Almost Hits: Dire Straits - Lady Writer (1979)

"Sultans of Swing," the first single released by Dire Straits in 1978 climbed all the way to #4 on the Billboard Hot 100. It was a unique song that helped me become the huge Dire Straits/Mark Knopfler fan that I am today.

The following year, the original quartet - composer, singer and lead axeman Knopfler; his brother and second guitarist, David Knopfler; bassist John Ilsley; and drummer Pick Withers - released their sophomore LP, Communiqué. It sounded so much like the group's eponymous debut that I believed they shouldn't have bothered. In other words, it was all filler, no killer.

"Lady Writer," the album's lead single, felt like it was an exact clone of "Sultans." Perhaps that is why it only peaked at #45 even though today radio plays it almost as often as its superior predecessor.

A now defunct English music magazine, Smash Hits, was brutal in its assessment of the song. "Look, the only way you'll want this is if you've got (a) more money than sense, and (b) a memory like a sieve."

Knopfler often wrote songs influenced by what he saw happening around him. "Money For Nothing" is based on a conversation he overheard between two delivery men in an appliance store. His penchant for observational songwriting also holds true for "Lady Writer." It gives the single an interesting perspective that elevates it above the sameness that hampers some of Dire Straits' early work. The soon-to-be arena rock star proved he can write lyrics as well as he plays guitar.
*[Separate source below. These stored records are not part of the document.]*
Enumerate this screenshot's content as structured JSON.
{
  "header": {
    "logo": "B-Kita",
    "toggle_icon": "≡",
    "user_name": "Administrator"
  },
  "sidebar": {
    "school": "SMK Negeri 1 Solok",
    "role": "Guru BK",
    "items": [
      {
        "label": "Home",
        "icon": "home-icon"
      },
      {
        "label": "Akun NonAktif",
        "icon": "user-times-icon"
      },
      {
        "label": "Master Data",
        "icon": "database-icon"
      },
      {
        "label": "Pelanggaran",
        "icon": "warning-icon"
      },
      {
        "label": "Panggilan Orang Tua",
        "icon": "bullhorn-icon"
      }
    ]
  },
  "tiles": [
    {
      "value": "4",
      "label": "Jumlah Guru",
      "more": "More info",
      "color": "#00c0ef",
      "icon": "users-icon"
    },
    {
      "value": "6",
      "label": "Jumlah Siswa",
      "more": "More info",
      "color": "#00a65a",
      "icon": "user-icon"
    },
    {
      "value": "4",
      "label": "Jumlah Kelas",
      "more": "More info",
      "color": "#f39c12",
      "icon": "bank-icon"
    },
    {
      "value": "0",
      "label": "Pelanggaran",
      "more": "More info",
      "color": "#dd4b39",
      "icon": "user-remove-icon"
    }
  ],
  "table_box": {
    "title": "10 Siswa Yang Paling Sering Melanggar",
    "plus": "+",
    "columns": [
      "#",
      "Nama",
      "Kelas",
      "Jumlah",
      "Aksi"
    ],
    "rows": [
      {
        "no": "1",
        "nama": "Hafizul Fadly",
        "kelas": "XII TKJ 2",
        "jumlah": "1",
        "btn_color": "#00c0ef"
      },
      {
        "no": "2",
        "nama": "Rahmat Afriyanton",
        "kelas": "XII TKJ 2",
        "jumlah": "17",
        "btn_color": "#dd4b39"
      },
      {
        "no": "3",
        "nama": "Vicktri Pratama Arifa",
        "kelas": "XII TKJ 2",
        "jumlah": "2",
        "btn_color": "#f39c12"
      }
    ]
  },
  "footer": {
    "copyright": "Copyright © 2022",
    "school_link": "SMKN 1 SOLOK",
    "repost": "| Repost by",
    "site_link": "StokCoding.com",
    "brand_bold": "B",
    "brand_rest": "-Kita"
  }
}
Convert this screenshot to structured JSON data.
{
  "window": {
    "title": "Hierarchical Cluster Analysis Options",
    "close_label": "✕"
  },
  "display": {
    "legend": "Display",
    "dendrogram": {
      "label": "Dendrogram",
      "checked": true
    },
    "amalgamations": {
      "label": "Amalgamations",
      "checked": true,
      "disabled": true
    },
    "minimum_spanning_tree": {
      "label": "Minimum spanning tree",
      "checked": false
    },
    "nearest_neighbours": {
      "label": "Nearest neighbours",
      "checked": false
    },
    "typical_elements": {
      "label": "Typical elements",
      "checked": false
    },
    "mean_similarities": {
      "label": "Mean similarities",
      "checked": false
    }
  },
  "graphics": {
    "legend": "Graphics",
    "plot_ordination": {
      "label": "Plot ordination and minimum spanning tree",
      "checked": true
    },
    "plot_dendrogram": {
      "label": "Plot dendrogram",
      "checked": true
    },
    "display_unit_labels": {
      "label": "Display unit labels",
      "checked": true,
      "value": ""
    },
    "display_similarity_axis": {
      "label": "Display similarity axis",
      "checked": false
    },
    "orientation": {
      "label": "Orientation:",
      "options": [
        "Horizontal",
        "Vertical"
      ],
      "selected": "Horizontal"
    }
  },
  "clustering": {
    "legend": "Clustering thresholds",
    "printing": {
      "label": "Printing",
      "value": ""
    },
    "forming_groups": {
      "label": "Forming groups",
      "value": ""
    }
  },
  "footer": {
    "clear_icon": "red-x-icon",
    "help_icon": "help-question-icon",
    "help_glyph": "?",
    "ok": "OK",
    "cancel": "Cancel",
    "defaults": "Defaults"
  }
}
Knopfler was watching TV one day when he saw a renowned British author, Marina Warner, being interviewed. Because she was "talking about the Virgin Mary"  many people - including Warner herself - believe she is the author referred to in "Lady Writer." The song is about how much she reminds Knopfler of his ex-girlfriend.

As it turns out Communiqué was only a temporary letdown. The band followed it up with their two best albums, Making Movies and Love Over Gold before becoming major international stars with Brothers In Arms

Almost Hits is an occasional exploration into songs that failed to reach the top 20 on the American Billboard Hot 100. Many have become classics despite what their chart position would indicate.



Slower Than Slow: 16 RPM Records

Why Do 45 RPM Records Have Big Holes?

Come Blow Your Horn

Buried Treasure: Gladstone - A Piece of Paper (1972)

Chicago: An Album By Album Analysis Of The Terry Kath Era (1969 - 1977)